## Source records
BEGIN
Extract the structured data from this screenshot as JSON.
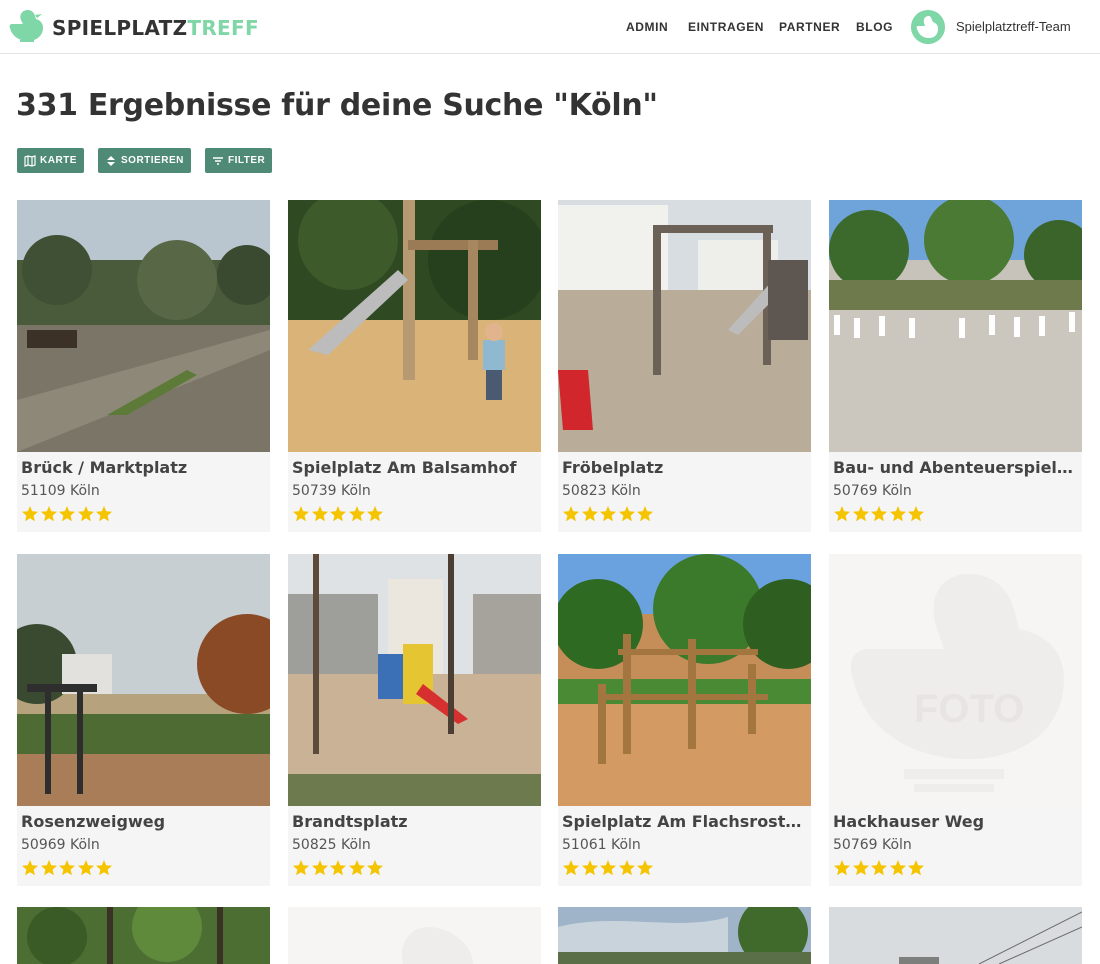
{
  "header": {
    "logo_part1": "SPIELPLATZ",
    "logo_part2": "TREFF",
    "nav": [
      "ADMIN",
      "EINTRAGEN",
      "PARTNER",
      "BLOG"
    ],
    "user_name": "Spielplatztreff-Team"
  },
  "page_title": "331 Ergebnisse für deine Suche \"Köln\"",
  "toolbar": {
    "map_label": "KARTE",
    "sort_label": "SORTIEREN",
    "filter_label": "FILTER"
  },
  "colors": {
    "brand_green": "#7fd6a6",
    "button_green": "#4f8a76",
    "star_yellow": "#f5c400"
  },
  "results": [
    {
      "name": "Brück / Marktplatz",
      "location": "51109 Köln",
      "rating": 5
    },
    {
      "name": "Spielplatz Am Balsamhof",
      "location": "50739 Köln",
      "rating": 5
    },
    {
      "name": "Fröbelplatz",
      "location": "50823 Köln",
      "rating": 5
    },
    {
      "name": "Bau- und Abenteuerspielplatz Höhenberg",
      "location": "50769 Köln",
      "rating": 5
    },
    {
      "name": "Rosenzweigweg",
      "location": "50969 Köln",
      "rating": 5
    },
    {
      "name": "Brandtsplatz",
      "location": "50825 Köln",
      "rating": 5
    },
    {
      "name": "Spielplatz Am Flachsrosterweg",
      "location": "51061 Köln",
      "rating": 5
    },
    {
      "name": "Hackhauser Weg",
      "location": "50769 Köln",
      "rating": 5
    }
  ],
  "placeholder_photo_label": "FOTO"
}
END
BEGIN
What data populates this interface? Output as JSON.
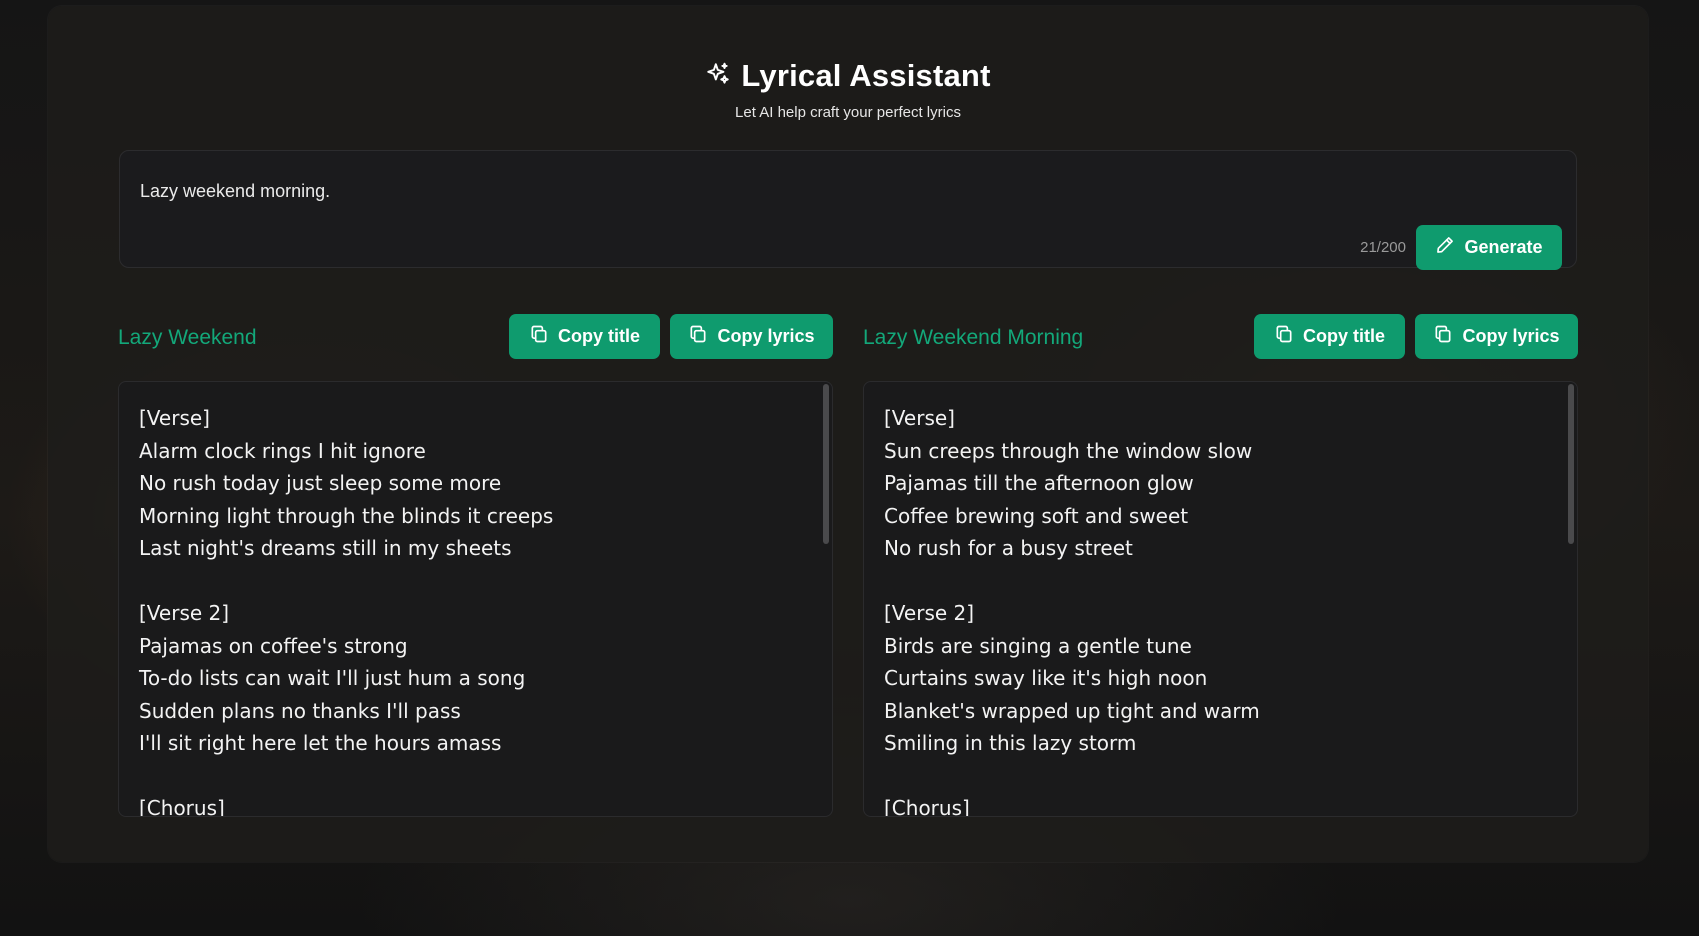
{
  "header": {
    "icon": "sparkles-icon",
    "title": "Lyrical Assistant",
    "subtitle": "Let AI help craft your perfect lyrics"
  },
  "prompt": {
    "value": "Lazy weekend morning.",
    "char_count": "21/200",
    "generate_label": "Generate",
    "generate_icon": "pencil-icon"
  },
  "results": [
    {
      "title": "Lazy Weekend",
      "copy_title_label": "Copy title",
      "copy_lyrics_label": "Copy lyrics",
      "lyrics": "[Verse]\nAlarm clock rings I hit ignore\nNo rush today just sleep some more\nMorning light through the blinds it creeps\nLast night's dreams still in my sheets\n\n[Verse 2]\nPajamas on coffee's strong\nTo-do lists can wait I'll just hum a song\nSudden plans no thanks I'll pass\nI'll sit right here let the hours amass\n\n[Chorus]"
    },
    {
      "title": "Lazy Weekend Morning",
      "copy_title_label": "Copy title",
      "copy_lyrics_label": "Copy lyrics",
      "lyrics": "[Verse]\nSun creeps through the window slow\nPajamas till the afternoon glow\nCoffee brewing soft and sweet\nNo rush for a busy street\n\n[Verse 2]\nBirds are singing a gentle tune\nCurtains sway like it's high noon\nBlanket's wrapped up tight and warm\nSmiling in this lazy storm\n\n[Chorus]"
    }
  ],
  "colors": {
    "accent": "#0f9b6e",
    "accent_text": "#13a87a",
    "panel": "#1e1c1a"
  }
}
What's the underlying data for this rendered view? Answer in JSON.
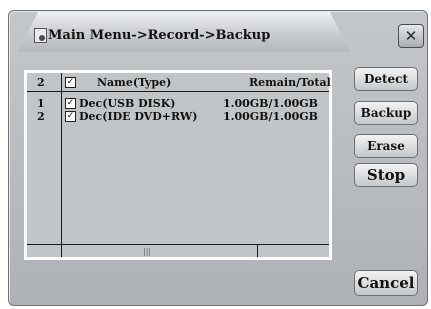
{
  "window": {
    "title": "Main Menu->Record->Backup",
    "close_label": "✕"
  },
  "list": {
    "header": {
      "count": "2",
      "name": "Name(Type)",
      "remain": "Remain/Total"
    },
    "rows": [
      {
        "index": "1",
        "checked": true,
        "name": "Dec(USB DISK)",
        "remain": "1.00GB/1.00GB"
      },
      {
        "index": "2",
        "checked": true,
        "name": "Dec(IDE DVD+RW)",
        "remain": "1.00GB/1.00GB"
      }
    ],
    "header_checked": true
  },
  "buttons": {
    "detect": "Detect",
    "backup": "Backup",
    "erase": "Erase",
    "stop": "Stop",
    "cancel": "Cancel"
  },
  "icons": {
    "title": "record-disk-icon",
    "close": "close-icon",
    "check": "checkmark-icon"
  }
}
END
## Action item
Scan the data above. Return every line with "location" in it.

## Written solution
      "location": "51109 Köln",
      "location": "50739 Köln",
      "location": "50823 Köln",
      "location": "50769 Köln",
      "location": "50969 Köln",
      "location": "50825 Köln",
      "location": "51061 Köln",
      "location": "50769 Köln",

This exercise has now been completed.